┏━━
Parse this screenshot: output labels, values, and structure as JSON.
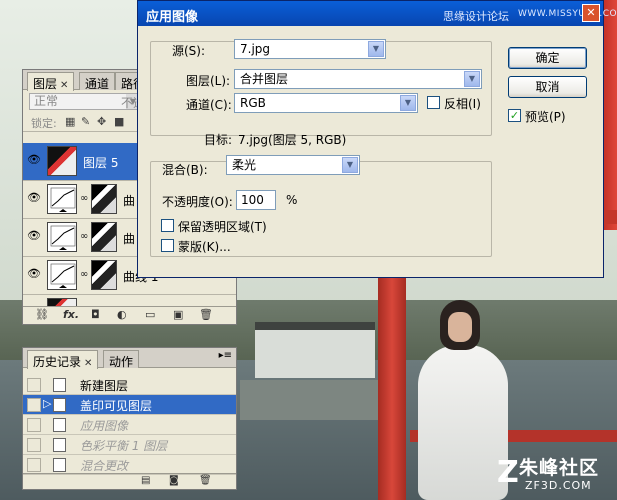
{
  "dialog": {
    "title": "应用图像",
    "title_watermark": "思缘设计论坛",
    "title_watermark_url": "WWW.MISSYUAN.COM",
    "source_label": "源(S):",
    "source_value": "7.jpg",
    "layer_label": "图层(L):",
    "layer_value": "合并图层",
    "channel_label": "通道(C):",
    "channel_value": "RGB",
    "invert_label": "反相(I)",
    "invert_checked": false,
    "target_label": "目标:",
    "target_value": "7.jpg(图层 5, RGB)",
    "blending_label": "混合(B):",
    "blending_value": "柔光",
    "opacity_label": "不透明度(O):",
    "opacity_value": "100",
    "opacity_unit": "%",
    "preserve_transparency_label": "保留透明区域(T)",
    "preserve_transparency_checked": false,
    "mask_label": "蒙版(K)...",
    "mask_checked": false,
    "ok_button": "确定",
    "cancel_button": "取消",
    "preview_label": "预览(P)",
    "preview_checked": true
  },
  "layers_panel": {
    "tabs": [
      {
        "label": "图层"
      },
      {
        "label": "通道"
      },
      {
        "label": "路径"
      }
    ],
    "blend_mode": "正常",
    "opacity_label_partial": "不透",
    "lock_label": "锁定:",
    "layers": [
      {
        "name": "图层 5",
        "type": "photo",
        "selected": true
      },
      {
        "name": "曲",
        "type": "curve",
        "selected": false
      },
      {
        "name": "曲",
        "type": "curve",
        "selected": false
      },
      {
        "name": "曲线 1",
        "type": "curve",
        "selected": false
      }
    ]
  },
  "history_panel": {
    "tabs": [
      {
        "label": "历史记录"
      },
      {
        "label": "动作"
      }
    ],
    "items": [
      {
        "label": "新建图层",
        "state": "active"
      },
      {
        "label": "盖印可见图层",
        "state": "selected"
      },
      {
        "label": "应用图像",
        "state": "dim"
      },
      {
        "label": "色彩平衡 1 图层",
        "state": "dim"
      },
      {
        "label": "混合更改",
        "state": "dim"
      }
    ]
  },
  "watermark": {
    "main": "朱峰社区",
    "sub": "ZF3D.COM"
  }
}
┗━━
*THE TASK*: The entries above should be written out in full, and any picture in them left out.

*ANSWER SPACE*:
Parse this screenshot: output labels, values, and structure as JSON.
{
  "dialog": {
    "title": "应用图像",
    "title_watermark": "思缘设计论坛",
    "title_watermark_url": "WWW.MISSYUAN.COM",
    "source_label": "源(S):",
    "source_value": "7.jpg",
    "layer_label": "图层(L):",
    "layer_value": "合并图层",
    "channel_label": "通道(C):",
    "channel_value": "RGB",
    "invert_label": "反相(I)",
    "invert_checked": false,
    "target_label": "目标:",
    "target_value": "7.jpg(图层 5, RGB)",
    "blending_label": "混合(B):",
    "blending_value": "柔光",
    "opacity_label": "不透明度(O):",
    "opacity_value": "100",
    "opacity_unit": "%",
    "preserve_transparency_label": "保留透明区域(T)",
    "preserve_transparency_checked": false,
    "mask_label": "蒙版(K)...",
    "mask_checked": false,
    "ok_button": "确定",
    "cancel_button": "取消",
    "preview_label": "预览(P)",
    "preview_checked": true
  },
  "layers_panel": {
    "tabs": [
      {
        "label": "图层"
      },
      {
        "label": "通道"
      },
      {
        "label": "路径"
      }
    ],
    "blend_mode": "正常",
    "opacity_label_partial": "不透",
    "lock_label": "锁定:",
    "layers": [
      {
        "name": "图层 5",
        "type": "photo",
        "selected": true
      },
      {
        "name": "曲",
        "type": "curve",
        "selected": false
      },
      {
        "name": "曲",
        "type": "curve",
        "selected": false
      },
      {
        "name": "曲线 1",
        "type": "curve",
        "selected": false
      }
    ]
  },
  "history_panel": {
    "tabs": [
      {
        "label": "历史记录"
      },
      {
        "label": "动作"
      }
    ],
    "items": [
      {
        "label": "新建图层",
        "state": "active"
      },
      {
        "label": "盖印可见图层",
        "state": "selected"
      },
      {
        "label": "应用图像",
        "state": "dim"
      },
      {
        "label": "色彩平衡 1 图层",
        "state": "dim"
      },
      {
        "label": "混合更改",
        "state": "dim"
      }
    ]
  },
  "watermark": {
    "main": "朱峰社区",
    "sub": "ZF3D.COM"
  }
}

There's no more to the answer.